=== DESCRIPTION OF THE TASK ===
Here the job is to repeat the listing exactly, but not the pictures in it.

=== DATA FOR PROCESSING ===
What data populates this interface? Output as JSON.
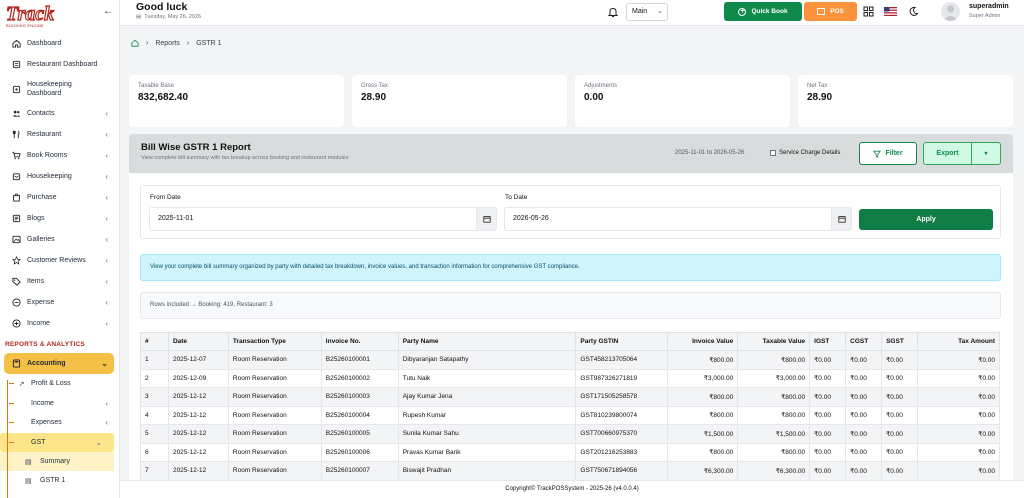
{
  "brand": {
    "logo_text": "Track",
    "logo_sub": "BOOKING ENGINE"
  },
  "header": {
    "greeting": "Good luck",
    "date": "Tuesday, May 26, 2026",
    "branch": "Main",
    "quick_book": "Quick Book",
    "pos": "POS",
    "user_name": "superadmin",
    "user_role": "Super Admin"
  },
  "sidebar": {
    "items": [
      {
        "label": "Dashboard",
        "icon": "home-icon"
      },
      {
        "label": "Restaurant Dashboard",
        "icon": "store-icon"
      },
      {
        "label": "Housekeeping Dashboard",
        "icon": "broom-icon"
      },
      {
        "label": "Contacts",
        "icon": "users-icon"
      },
      {
        "label": "Restaurant",
        "icon": "utensils-icon"
      },
      {
        "label": "Book Rooms",
        "icon": "cart-icon"
      },
      {
        "label": "Housekeeping",
        "icon": "box-icon"
      },
      {
        "label": "Purchase",
        "icon": "bag-icon"
      },
      {
        "label": "Blogs",
        "icon": "blog-icon"
      },
      {
        "label": "Galleries",
        "icon": "gallery-icon"
      },
      {
        "label": "Customer Reviews",
        "icon": "star-icon"
      },
      {
        "label": "Items",
        "icon": "tag-icon"
      },
      {
        "label": "Expense",
        "icon": "minus-circle-icon"
      },
      {
        "label": "Income",
        "icon": "plus-circle-icon"
      }
    ],
    "section_title": "REPORTS & ANALYTICS",
    "accounting": "Accounting",
    "sub_items": [
      "Profit & Loss",
      "Income",
      "Expenses",
      "GST"
    ],
    "gst_items": [
      "Summary",
      "GSTR 1"
    ]
  },
  "breadcrumb": {
    "reports": "Reports",
    "current": "GSTR 1"
  },
  "stats": [
    {
      "label": "Taxable Base",
      "value": "832,682.40"
    },
    {
      "label": "Gross Tax",
      "value": "28.90"
    },
    {
      "label": "Adjustments",
      "value": "0.00"
    },
    {
      "label": "Net Tax",
      "value": "28.90"
    }
  ],
  "report": {
    "title": "Bill Wise GSTR 1 Report",
    "subtitle": "View complete bill summary with tax breakup across booking and restaurant modules",
    "range": "2025-11-01 to 2026-05-26",
    "service_charge": "Service Charge Details",
    "filter": "Filter",
    "export": "Export",
    "from_label": "From Date",
    "from_value": "2025-11-01",
    "to_label": "To Date",
    "to_value": "2026-05-26",
    "apply": "Apply",
    "info": "View your complete bill summary organized by party with detailed tax breakdown, invoice values, and transaction information for comprehensive GST compliance.",
    "rows_included": "Rows included → Booking: 419, Restaurant: 3"
  },
  "table": {
    "headers": [
      "#",
      "Date",
      "Transaction Type",
      "Invoice No.",
      "Party Name",
      "Party GSTIN",
      "Invoice Value",
      "Taxable Value",
      "IGST",
      "CGST",
      "SGST",
      "Tax Amount"
    ],
    "rows": [
      [
        "1",
        "2025-12-07",
        "Room Reservation",
        "B25260100001",
        "Dibyaranjan Satapathy",
        "GST458213705064",
        "₹800.00",
        "₹800.00",
        "₹0.00",
        "₹0.00",
        "₹0.00",
        "₹0.00"
      ],
      [
        "2",
        "2025-12-09",
        "Room Reservation",
        "B25260100002",
        "Tutu Naik",
        "GST987326271819",
        "₹3,000.00",
        "₹3,000.00",
        "₹0.00",
        "₹0.00",
        "₹0.00",
        "₹0.00"
      ],
      [
        "3",
        "2025-12-12",
        "Room Reservation",
        "B25260100003",
        "Ajay Kumar Jena",
        "GST171505258578",
        "₹800.00",
        "₹800.00",
        "₹0.00",
        "₹0.00",
        "₹0.00",
        "₹0.00"
      ],
      [
        "4",
        "2025-12-12",
        "Room Reservation",
        "B25260100004",
        "Rupesh Kumar",
        "GST810239800074",
        "₹800.00",
        "₹800.00",
        "₹0.00",
        "₹0.00",
        "₹0.00",
        "₹0.00"
      ],
      [
        "5",
        "2025-12-12",
        "Room Reservation",
        "B25260100005",
        "Sunila Kumar Sahu",
        "GST700660975370",
        "₹1,500.00",
        "₹1,500.00",
        "₹0.00",
        "₹0.00",
        "₹0.00",
        "₹0.00"
      ],
      [
        "6",
        "2025-12-12",
        "Room Reservation",
        "B25260100006",
        "Pravas Kumar Barik",
        "GST201216253883",
        "₹800.00",
        "₹800.00",
        "₹0.00",
        "₹0.00",
        "₹0.00",
        "₹0.00"
      ],
      [
        "7",
        "2025-12-12",
        "Room Reservation",
        "B25260100007",
        "Biswajit Pradhan",
        "GST750671894056",
        "₹6,300.00",
        "₹6,300.00",
        "₹0.00",
        "₹0.00",
        "₹0.00",
        "₹0.00"
      ]
    ]
  },
  "footer": "Copyright© TrackPOSSystem - 2025-26 (v4.0.0.4)",
  "colors": {
    "primary": "#0f8a4b",
    "accent": "#f5c046",
    "pos": "#fb923c",
    "brand_red": "#b3261e"
  }
}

=== THE COMPLETED TASK ===
What data populates this interface? Output as JSON.
{
  "brand": {
    "logo_text": "Track",
    "logo_sub": "BOOKING ENGINE"
  },
  "header": {
    "greeting": "Good luck",
    "date": "Tuesday, May 26, 2026",
    "branch": "Main",
    "quick_book": "Quick Book",
    "pos": "POS",
    "user_name": "superadmin",
    "user_role": "Super Admin"
  },
  "sidebar": {
    "items": [
      {
        "label": "Dashboard",
        "icon": "home-icon"
      },
      {
        "label": "Restaurant Dashboard",
        "icon": "store-icon"
      },
      {
        "label": "Housekeeping Dashboard",
        "icon": "broom-icon"
      },
      {
        "label": "Contacts",
        "icon": "users-icon"
      },
      {
        "label": "Restaurant",
        "icon": "utensils-icon"
      },
      {
        "label": "Book Rooms",
        "icon": "cart-icon"
      },
      {
        "label": "Housekeeping",
        "icon": "box-icon"
      },
      {
        "label": "Purchase",
        "icon": "bag-icon"
      },
      {
        "label": "Blogs",
        "icon": "blog-icon"
      },
      {
        "label": "Galleries",
        "icon": "gallery-icon"
      },
      {
        "label": "Customer Reviews",
        "icon": "star-icon"
      },
      {
        "label": "Items",
        "icon": "tag-icon"
      },
      {
        "label": "Expense",
        "icon": "minus-circle-icon"
      },
      {
        "label": "Income",
        "icon": "plus-circle-icon"
      }
    ],
    "section_title": "REPORTS & ANALYTICS",
    "accounting": "Accounting",
    "sub_items": [
      "Profit & Loss",
      "Income",
      "Expenses",
      "GST"
    ],
    "gst_items": [
      "Summary",
      "GSTR 1"
    ]
  },
  "breadcrumb": {
    "reports": "Reports",
    "current": "GSTR 1"
  },
  "stats": [
    {
      "label": "Taxable Base",
      "value": "832,682.40"
    },
    {
      "label": "Gross Tax",
      "value": "28.90"
    },
    {
      "label": "Adjustments",
      "value": "0.00"
    },
    {
      "label": "Net Tax",
      "value": "28.90"
    }
  ],
  "report": {
    "title": "Bill Wise GSTR 1 Report",
    "subtitle": "View complete bill summary with tax breakup across booking and restaurant modules",
    "range": "2025-11-01 to 2026-05-26",
    "service_charge": "Service Charge Details",
    "filter": "Filter",
    "export": "Export",
    "from_label": "From Date",
    "from_value": "2025-11-01",
    "to_label": "To Date",
    "to_value": "2026-05-26",
    "apply": "Apply",
    "info": "View your complete bill summary organized by party with detailed tax breakdown, invoice values, and transaction information for comprehensive GST compliance.",
    "rows_included": "Rows included → Booking: 419, Restaurant: 3"
  },
  "table": {
    "headers": [
      "#",
      "Date",
      "Transaction Type",
      "Invoice No.",
      "Party Name",
      "Party GSTIN",
      "Invoice Value",
      "Taxable Value",
      "IGST",
      "CGST",
      "SGST",
      "Tax Amount"
    ],
    "rows": [
      [
        "1",
        "2025-12-07",
        "Room Reservation",
        "B25260100001",
        "Dibyaranjan Satapathy",
        "GST458213705064",
        "₹800.00",
        "₹800.00",
        "₹0.00",
        "₹0.00",
        "₹0.00",
        "₹0.00"
      ],
      [
        "2",
        "2025-12-09",
        "Room Reservation",
        "B25260100002",
        "Tutu Naik",
        "GST987326271819",
        "₹3,000.00",
        "₹3,000.00",
        "₹0.00",
        "₹0.00",
        "₹0.00",
        "₹0.00"
      ],
      [
        "3",
        "2025-12-12",
        "Room Reservation",
        "B25260100003",
        "Ajay Kumar Jena",
        "GST171505258578",
        "₹800.00",
        "₹800.00",
        "₹0.00",
        "₹0.00",
        "₹0.00",
        "₹0.00"
      ],
      [
        "4",
        "2025-12-12",
        "Room Reservation",
        "B25260100004",
        "Rupesh Kumar",
        "GST810239800074",
        "₹800.00",
        "₹800.00",
        "₹0.00",
        "₹0.00",
        "₹0.00",
        "₹0.00"
      ],
      [
        "5",
        "2025-12-12",
        "Room Reservation",
        "B25260100005",
        "Sunila Kumar Sahu",
        "GST700660975370",
        "₹1,500.00",
        "₹1,500.00",
        "₹0.00",
        "₹0.00",
        "₹0.00",
        "₹0.00"
      ],
      [
        "6",
        "2025-12-12",
        "Room Reservation",
        "B25260100006",
        "Pravas Kumar Barik",
        "GST201216253883",
        "₹800.00",
        "₹800.00",
        "₹0.00",
        "₹0.00",
        "₹0.00",
        "₹0.00"
      ],
      [
        "7",
        "2025-12-12",
        "Room Reservation",
        "B25260100007",
        "Biswajit Pradhan",
        "GST750671894056",
        "₹6,300.00",
        "₹6,300.00",
        "₹0.00",
        "₹0.00",
        "₹0.00",
        "₹0.00"
      ]
    ]
  },
  "footer": "Copyright© TrackPOSSystem - 2025-26 (v4.0.0.4)",
  "colors": {
    "primary": "#0f8a4b",
    "accent": "#f5c046",
    "pos": "#fb923c",
    "brand_red": "#b3261e"
  }
}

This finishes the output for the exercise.